We knew Sue would make a perfect plain language champion — and she did! Once her organisation announced a focus on plain language, Sue’s enthusiasm for plain language suddenly made her an asset. You probably have more than one ‘Sue’ at your place.
Finding the right people at the right time
Plain language champions are people who recognise the business benefits of using plain language and incorporate them into their own writing. And they’re generally willing to encourage colleagues to use plain language. But often, up until the Discovery phase, these people have felt alone on their clear-writing crusade.
Identifying potential champions early in a project, can be invaluable. Other champions will be identified from participants in training workshops, or by suggestions from managers.
What exactly does a plain language champion do?
Champions play a key part in supporting an organisation to embed clear communication into their culture. ‘Support’ is one of the components of our Rewrite for Change™ Model; the other main components are ‘Train’, ‘Expect’, and ‘Measure’.
During a change project, a plain language champion is expected to:
- recognise the business benefit of using plain language and be willing to help achieve a lasting change in writing culture
- understand the principles of plain language and incorporate them into their own writing
- work with a project leader in encouraging all staff, or an assigned group to use a plain language standard.
Being a plain language champion can be a fun, creative, and rewarding role. You’ll find a full job description for plain language champions in Rewrite: How to overcome daily sabotage of your brand and profit.

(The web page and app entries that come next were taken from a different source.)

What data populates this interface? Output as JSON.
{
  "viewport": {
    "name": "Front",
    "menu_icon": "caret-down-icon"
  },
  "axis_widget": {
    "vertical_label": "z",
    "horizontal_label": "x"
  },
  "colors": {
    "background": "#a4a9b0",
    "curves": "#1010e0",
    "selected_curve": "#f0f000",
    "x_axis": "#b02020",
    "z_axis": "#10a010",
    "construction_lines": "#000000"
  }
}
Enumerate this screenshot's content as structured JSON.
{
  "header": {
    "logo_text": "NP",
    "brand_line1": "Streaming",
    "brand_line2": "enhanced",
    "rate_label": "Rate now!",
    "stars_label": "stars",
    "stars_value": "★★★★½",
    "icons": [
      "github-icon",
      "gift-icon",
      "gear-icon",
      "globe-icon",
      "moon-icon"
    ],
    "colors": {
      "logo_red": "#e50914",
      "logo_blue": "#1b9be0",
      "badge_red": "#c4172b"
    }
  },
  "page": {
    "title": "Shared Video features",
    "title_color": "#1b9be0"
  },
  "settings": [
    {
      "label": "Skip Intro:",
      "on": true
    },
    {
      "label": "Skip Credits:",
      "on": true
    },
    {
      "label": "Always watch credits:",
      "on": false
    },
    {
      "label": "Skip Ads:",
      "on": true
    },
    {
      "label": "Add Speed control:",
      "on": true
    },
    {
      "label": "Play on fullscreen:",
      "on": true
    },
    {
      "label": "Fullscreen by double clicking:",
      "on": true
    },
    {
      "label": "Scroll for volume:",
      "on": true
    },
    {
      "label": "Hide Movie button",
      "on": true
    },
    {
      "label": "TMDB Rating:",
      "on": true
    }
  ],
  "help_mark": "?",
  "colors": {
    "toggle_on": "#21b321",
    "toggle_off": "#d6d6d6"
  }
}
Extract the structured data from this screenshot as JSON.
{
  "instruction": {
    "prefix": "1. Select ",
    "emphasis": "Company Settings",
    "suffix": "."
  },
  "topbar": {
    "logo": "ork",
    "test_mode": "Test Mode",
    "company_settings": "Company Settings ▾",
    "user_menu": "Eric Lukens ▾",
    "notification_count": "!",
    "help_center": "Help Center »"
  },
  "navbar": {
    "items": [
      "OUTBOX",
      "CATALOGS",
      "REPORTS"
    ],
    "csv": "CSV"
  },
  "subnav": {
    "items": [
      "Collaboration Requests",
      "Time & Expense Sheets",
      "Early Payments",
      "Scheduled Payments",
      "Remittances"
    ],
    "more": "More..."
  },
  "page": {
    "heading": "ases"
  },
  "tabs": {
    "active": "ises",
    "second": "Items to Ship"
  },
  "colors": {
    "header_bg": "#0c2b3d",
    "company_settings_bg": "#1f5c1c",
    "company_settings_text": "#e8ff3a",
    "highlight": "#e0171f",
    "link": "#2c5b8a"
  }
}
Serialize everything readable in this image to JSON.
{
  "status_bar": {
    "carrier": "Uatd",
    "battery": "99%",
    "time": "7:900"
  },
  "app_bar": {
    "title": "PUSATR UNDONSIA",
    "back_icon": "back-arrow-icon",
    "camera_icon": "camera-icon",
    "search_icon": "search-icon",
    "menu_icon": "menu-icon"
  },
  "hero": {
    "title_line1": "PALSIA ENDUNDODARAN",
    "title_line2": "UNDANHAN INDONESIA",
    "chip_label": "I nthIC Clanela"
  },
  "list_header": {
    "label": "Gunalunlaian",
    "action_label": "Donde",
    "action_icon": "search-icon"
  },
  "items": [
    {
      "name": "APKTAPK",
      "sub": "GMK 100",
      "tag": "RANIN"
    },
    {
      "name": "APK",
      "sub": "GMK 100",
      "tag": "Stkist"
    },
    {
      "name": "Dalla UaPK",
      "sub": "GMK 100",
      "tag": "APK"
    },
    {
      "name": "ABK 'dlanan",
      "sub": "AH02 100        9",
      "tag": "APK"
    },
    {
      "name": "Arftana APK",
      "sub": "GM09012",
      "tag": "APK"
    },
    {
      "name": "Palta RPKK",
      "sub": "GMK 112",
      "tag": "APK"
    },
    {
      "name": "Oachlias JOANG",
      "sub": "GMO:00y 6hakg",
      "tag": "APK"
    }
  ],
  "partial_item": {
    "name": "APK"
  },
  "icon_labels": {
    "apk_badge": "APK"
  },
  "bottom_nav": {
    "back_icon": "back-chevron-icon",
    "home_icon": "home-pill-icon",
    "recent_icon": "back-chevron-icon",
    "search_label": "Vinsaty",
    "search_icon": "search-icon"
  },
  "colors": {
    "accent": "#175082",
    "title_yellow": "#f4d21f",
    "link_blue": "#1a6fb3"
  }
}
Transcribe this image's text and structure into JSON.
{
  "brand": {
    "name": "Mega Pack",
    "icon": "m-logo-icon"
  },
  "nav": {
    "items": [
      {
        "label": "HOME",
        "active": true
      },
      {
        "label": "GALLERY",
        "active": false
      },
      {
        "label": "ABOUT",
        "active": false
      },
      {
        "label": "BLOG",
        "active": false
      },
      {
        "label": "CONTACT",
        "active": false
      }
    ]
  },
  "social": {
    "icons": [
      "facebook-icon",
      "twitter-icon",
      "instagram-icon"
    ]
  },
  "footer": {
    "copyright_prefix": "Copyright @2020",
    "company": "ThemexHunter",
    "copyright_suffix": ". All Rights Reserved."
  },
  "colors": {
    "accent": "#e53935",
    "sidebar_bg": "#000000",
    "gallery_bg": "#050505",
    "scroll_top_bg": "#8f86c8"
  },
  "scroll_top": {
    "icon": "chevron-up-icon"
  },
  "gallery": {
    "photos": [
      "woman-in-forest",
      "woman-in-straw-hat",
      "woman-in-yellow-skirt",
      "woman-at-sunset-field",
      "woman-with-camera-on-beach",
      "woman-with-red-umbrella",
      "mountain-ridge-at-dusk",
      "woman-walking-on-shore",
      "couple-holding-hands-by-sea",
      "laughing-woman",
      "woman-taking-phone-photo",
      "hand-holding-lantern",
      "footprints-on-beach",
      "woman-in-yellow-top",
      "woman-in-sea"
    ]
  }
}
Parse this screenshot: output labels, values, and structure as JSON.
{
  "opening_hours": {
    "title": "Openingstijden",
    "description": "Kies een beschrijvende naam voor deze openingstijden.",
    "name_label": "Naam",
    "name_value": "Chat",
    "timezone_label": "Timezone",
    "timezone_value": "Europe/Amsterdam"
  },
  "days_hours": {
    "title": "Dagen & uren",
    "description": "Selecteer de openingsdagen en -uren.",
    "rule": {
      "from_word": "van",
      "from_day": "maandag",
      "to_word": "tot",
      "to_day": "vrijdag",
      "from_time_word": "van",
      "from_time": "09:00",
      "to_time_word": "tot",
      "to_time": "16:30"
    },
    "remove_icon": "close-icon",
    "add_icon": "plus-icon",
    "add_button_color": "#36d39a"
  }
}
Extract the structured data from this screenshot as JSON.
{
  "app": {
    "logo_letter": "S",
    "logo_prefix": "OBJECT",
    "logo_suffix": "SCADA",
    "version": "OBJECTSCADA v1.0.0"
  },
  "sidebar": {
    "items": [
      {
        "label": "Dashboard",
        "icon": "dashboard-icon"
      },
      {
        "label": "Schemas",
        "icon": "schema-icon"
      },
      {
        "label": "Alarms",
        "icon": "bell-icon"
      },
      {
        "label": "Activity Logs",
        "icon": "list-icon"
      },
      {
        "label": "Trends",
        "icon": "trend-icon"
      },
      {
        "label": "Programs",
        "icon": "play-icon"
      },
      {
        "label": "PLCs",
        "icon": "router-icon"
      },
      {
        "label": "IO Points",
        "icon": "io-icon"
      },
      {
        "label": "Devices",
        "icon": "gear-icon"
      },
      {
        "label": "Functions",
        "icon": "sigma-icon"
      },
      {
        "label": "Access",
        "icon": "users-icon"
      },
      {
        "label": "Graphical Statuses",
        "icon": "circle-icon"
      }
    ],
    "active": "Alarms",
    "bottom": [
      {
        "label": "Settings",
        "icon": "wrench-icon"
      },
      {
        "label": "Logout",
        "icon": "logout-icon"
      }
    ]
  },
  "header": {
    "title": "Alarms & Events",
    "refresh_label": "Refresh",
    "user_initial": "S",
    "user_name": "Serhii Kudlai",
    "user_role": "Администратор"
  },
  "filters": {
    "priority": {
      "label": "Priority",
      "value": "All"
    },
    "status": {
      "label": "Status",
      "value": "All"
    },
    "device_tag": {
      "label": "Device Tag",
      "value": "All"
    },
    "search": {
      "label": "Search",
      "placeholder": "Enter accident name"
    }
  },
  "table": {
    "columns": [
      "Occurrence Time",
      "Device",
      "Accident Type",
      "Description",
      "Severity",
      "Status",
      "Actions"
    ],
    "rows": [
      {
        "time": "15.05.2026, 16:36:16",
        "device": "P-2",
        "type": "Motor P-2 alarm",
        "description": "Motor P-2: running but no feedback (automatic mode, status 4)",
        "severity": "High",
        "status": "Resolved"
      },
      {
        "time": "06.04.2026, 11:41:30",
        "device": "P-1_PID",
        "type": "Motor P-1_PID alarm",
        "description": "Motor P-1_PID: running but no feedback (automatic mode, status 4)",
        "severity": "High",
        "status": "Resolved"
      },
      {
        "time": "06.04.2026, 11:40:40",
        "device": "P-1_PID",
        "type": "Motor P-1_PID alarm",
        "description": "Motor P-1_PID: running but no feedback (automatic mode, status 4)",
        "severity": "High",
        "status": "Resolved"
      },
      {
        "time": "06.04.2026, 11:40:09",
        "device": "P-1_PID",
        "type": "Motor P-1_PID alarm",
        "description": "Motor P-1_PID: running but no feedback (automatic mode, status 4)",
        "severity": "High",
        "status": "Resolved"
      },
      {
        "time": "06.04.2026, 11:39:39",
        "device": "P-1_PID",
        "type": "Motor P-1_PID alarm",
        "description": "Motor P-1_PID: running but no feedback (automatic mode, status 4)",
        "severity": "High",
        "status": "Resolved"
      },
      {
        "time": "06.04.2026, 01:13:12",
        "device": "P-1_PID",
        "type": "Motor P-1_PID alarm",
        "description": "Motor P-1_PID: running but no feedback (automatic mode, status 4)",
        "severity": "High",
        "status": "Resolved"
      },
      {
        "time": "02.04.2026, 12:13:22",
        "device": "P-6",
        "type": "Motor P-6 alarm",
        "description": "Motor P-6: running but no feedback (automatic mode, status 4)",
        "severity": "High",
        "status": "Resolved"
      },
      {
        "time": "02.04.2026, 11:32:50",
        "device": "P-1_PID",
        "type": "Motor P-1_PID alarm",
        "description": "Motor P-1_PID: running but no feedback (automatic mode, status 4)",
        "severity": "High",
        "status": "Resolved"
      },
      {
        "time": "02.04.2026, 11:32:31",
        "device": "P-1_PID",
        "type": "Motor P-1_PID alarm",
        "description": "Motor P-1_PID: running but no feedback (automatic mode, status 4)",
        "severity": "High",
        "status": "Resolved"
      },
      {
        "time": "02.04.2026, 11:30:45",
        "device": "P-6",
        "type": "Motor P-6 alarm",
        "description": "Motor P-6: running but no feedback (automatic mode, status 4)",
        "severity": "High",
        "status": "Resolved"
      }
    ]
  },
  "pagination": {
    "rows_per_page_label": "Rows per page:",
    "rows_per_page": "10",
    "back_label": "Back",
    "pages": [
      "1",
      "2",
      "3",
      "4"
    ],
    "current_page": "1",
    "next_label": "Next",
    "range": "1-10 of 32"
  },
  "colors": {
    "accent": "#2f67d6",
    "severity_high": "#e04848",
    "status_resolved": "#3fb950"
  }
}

Champions are precious people in a culture change project. They’re positive and enthusiastic cheerleaders for your project, and play a key role in maintaining momentum and enthusiasm.